• _WORK ORDER_: Your answer must be a single number: the count of lines in the records below that include the string "Email".

• _INFORMATION SUPPLIED_:

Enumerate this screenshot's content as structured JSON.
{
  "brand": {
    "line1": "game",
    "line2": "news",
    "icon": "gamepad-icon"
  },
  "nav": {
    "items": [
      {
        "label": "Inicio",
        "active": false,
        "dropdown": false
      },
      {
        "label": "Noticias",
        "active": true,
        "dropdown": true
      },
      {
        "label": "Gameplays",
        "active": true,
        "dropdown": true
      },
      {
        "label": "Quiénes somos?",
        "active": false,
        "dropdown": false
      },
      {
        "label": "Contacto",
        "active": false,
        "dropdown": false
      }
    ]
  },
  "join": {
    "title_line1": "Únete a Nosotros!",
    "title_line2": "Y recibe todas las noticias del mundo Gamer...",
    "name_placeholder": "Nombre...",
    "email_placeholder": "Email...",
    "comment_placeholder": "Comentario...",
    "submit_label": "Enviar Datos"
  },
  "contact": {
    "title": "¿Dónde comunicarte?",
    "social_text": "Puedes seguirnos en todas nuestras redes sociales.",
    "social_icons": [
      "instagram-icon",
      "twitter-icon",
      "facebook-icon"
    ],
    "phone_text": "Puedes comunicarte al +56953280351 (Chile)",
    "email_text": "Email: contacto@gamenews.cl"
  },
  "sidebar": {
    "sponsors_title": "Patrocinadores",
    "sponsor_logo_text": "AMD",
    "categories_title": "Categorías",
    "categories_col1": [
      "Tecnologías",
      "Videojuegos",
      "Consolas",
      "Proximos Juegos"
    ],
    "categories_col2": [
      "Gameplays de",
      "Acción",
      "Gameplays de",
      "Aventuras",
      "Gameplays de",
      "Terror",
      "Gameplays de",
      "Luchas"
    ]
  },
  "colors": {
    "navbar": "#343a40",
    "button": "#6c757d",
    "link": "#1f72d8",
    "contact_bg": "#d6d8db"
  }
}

• _FINISHED EXERCISE_: 2